What lines below contain the word "name"? Please pull each one out.

Data about app and page elements
##########
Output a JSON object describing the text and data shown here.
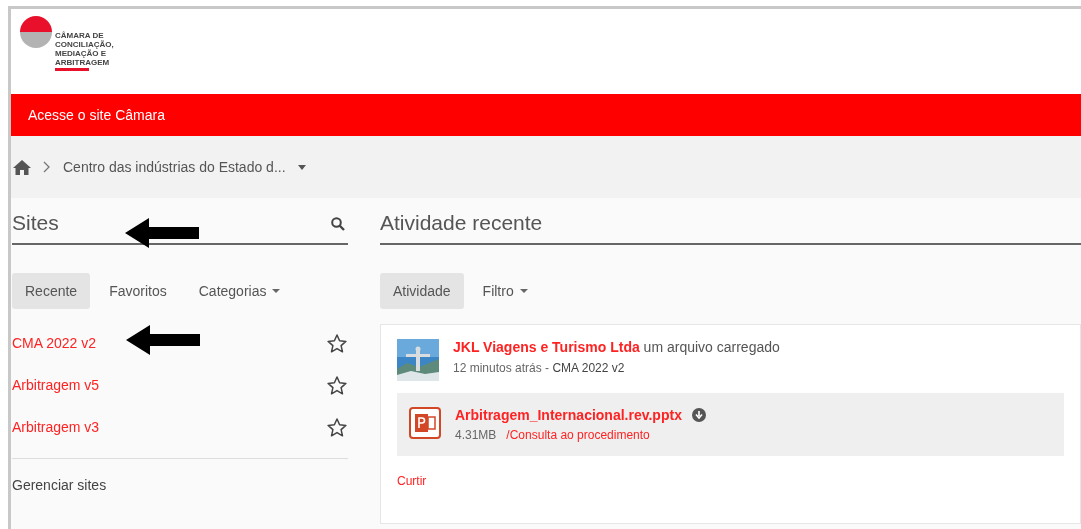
{
  "logo": {
    "lines": [
      "CÂMARA DE",
      "CONCILIAÇÃO,",
      "MEDIAÇÃO E",
      "ARBITRAGEM"
    ]
  },
  "banner": {
    "link": "Acesse o site Câmara"
  },
  "breadcrumb": {
    "current": "Centro das indústrias do Estado d..."
  },
  "sites": {
    "title": "Sites",
    "tabs": [
      {
        "label": "Recente",
        "selected": true,
        "dropdown": false
      },
      {
        "label": "Favoritos",
        "selected": false,
        "dropdown": false
      },
      {
        "label": "Categorias",
        "selected": false,
        "dropdown": true
      }
    ],
    "items": [
      {
        "name": "CMA 2022 v2",
        "favorite": false
      },
      {
        "name": "Arbitragem v5",
        "favorite": false
      },
      {
        "name": "Arbitragem v3",
        "favorite": false
      }
    ],
    "manage": "Gerenciar sites"
  },
  "activity": {
    "title": "Atividade recente",
    "tabs": [
      {
        "label": "Atividade",
        "selected": true,
        "dropdown": false
      },
      {
        "label": "Filtro",
        "selected": false,
        "dropdown": true
      }
    ],
    "entries": [
      {
        "user": "JKL Viagens e Turismo Ltda",
        "action": "um arquivo carregado",
        "time": "12 minutos atrás",
        "separator": " - ",
        "site": "CMA 2022 v2",
        "file": {
          "name": "Arbitragem_Internacional.rev.pptx",
          "size": "4.31MB",
          "path": "/Consulta ao procedimento"
        },
        "like": "Curtir"
      }
    ]
  }
}
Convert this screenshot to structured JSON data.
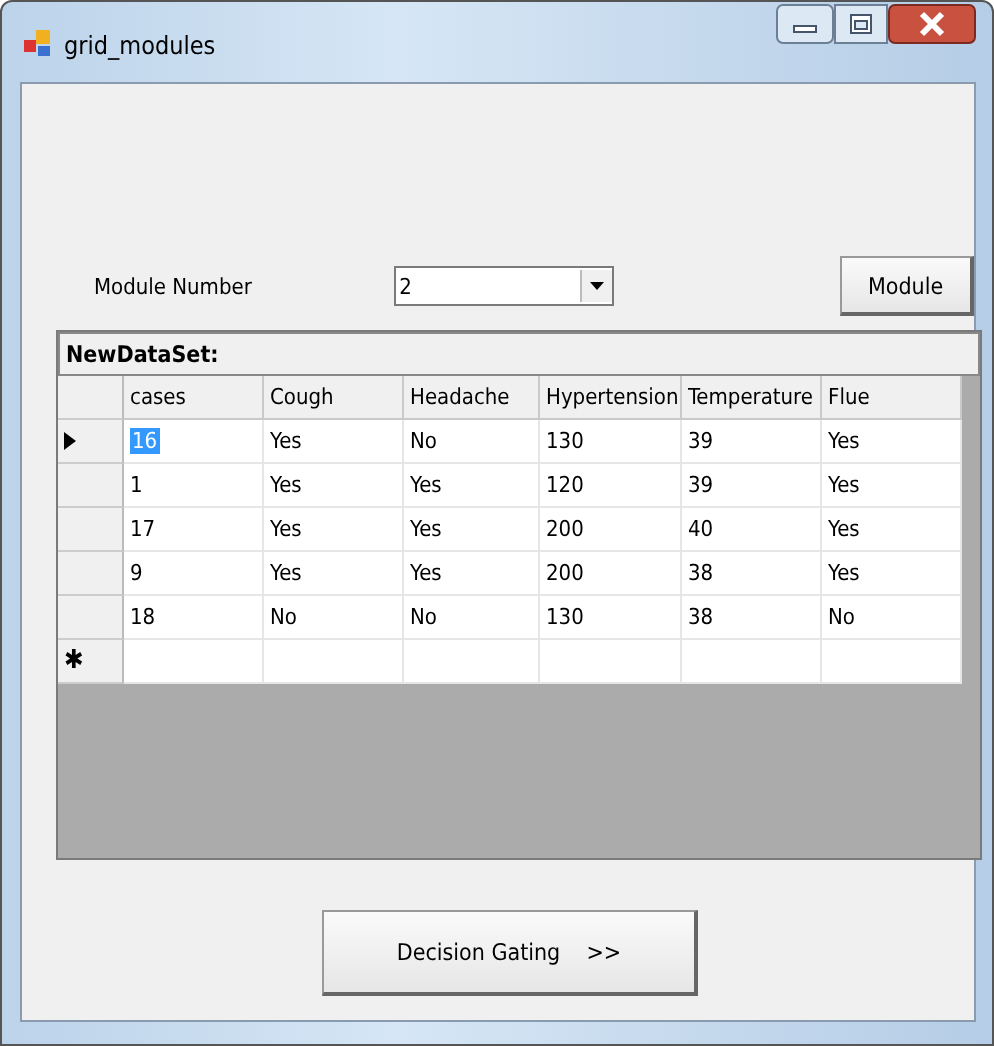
{
  "window": {
    "title": "grid_modules"
  },
  "module_label": "Module Number",
  "module_combo": {
    "value": "2"
  },
  "module_button": "Module",
  "grid": {
    "caption": "NewDataSet:",
    "columns": [
      "cases",
      "Cough",
      "Headache",
      "Hypertension",
      "Temperature",
      "Flue"
    ],
    "rows": [
      {
        "selected": true,
        "cells": [
          "16",
          "Yes",
          "No",
          "130",
          "39",
          "Yes"
        ]
      },
      {
        "selected": false,
        "cells": [
          "1",
          "Yes",
          "Yes",
          "120",
          "39",
          "Yes"
        ]
      },
      {
        "selected": false,
        "cells": [
          "17",
          "Yes",
          "Yes",
          "200",
          "40",
          "Yes"
        ]
      },
      {
        "selected": false,
        "cells": [
          "9",
          "Yes",
          "Yes",
          "200",
          "38",
          "Yes"
        ]
      },
      {
        "selected": false,
        "cells": [
          "18",
          "No",
          "No",
          "130",
          "38",
          "No"
        ]
      }
    ],
    "new_row_marker": "✱"
  },
  "decision_button": "Decision Gating    >>"
}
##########
Solved problem
        "name": "CMA 2022 v2",
        "name": "Arbitragem v5",
        "name": "Arbitragem v3",
          "name": "Arbitragem_Internacional.rev.pptx",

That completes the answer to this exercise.